**Your instructions**
Repeat the records word for word.

::: Supplied information

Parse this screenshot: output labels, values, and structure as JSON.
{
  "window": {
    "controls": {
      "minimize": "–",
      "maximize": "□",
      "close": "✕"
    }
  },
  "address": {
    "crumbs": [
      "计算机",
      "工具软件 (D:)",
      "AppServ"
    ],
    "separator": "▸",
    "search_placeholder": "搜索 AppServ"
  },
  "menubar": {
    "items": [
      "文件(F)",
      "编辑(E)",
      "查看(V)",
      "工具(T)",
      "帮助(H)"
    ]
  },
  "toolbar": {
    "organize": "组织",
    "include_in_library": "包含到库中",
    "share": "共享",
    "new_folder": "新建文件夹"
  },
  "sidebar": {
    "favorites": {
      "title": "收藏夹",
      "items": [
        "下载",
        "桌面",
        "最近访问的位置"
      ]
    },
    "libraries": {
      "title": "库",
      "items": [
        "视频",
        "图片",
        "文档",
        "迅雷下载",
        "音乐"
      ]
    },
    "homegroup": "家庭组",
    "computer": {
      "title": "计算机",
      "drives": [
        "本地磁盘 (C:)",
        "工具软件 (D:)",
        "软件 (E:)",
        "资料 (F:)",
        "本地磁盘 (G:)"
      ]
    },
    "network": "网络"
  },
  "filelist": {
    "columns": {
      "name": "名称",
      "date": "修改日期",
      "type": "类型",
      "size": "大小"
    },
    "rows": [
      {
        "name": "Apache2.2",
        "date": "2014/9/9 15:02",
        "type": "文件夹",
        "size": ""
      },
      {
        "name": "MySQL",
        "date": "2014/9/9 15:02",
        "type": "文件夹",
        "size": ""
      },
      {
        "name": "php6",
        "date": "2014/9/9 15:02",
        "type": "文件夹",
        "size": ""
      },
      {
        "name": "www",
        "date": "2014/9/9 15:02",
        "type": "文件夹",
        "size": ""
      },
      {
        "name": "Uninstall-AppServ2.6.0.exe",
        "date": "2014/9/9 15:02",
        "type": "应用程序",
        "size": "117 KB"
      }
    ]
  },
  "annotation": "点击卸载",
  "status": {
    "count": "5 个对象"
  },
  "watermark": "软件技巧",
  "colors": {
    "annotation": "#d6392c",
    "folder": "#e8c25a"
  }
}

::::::

**Output for this task**
Parse this screenshot: output labels, values, and structure as JSON.
{
  "window": {
    "controls": {
      "minimize": "–",
      "maximize": "□",
      "close": "✕"
    }
  },
  "address": {
    "crumbs": [
      "计算机",
      "工具软件 (D:)",
      "AppServ"
    ],
    "separator": "▸",
    "search_placeholder": "搜索 AppServ"
  },
  "menubar": {
    "items": [
      "文件(F)",
      "编辑(E)",
      "查看(V)",
      "工具(T)",
      "帮助(H)"
    ]
  },
  "toolbar": {
    "organize": "组织",
    "include_in_library": "包含到库中",
    "share": "共享",
    "new_folder": "新建文件夹"
  },
  "sidebar": {
    "favorites": {
      "title": "收藏夹",
      "items": [
        "下载",
        "桌面",
        "最近访问的位置"
      ]
    },
    "libraries": {
      "title": "库",
      "items": [
        "视频",
        "图片",
        "文档",
        "迅雷下载",
        "音乐"
      ]
    },
    "homegroup": "家庭组",
    "computer": {
      "title": "计算机",
      "drives": [
        "本地磁盘 (C:)",
        "工具软件 (D:)",
        "软件 (E:)",
        "资料 (F:)",
        "本地磁盘 (G:)"
      ]
    },
    "network": "网络"
  },
  "filelist": {
    "columns": {
      "name": "名称",
      "date": "修改日期",
      "type": "类型",
      "size": "大小"
    },
    "rows": [
      {
        "name": "Apache2.2",
        "date": "2014/9/9 15:02",
        "type": "文件夹",
        "size": ""
      },
      {
        "name": "MySQL",
        "date": "2014/9/9 15:02",
        "type": "文件夹",
        "size": ""
      },
      {
        "name": "php6",
        "date": "2014/9/9 15:02",
        "type": "文件夹",
        "size": ""
      },
      {
        "name": "www",
        "date": "2014/9/9 15:02",
        "type": "文件夹",
        "size": ""
      },
      {
        "name": "Uninstall-AppServ2.6.0.exe",
        "date": "2014/9/9 15:02",
        "type": "应用程序",
        "size": "117 KB"
      }
    ]
  },
  "annotation": "点击卸载",
  "status": {
    "count": "5 个对象"
  },
  "watermark": "软件技巧",
  "colors": {
    "annotation": "#d6392c",
    "folder": "#e8c25a"
  }
}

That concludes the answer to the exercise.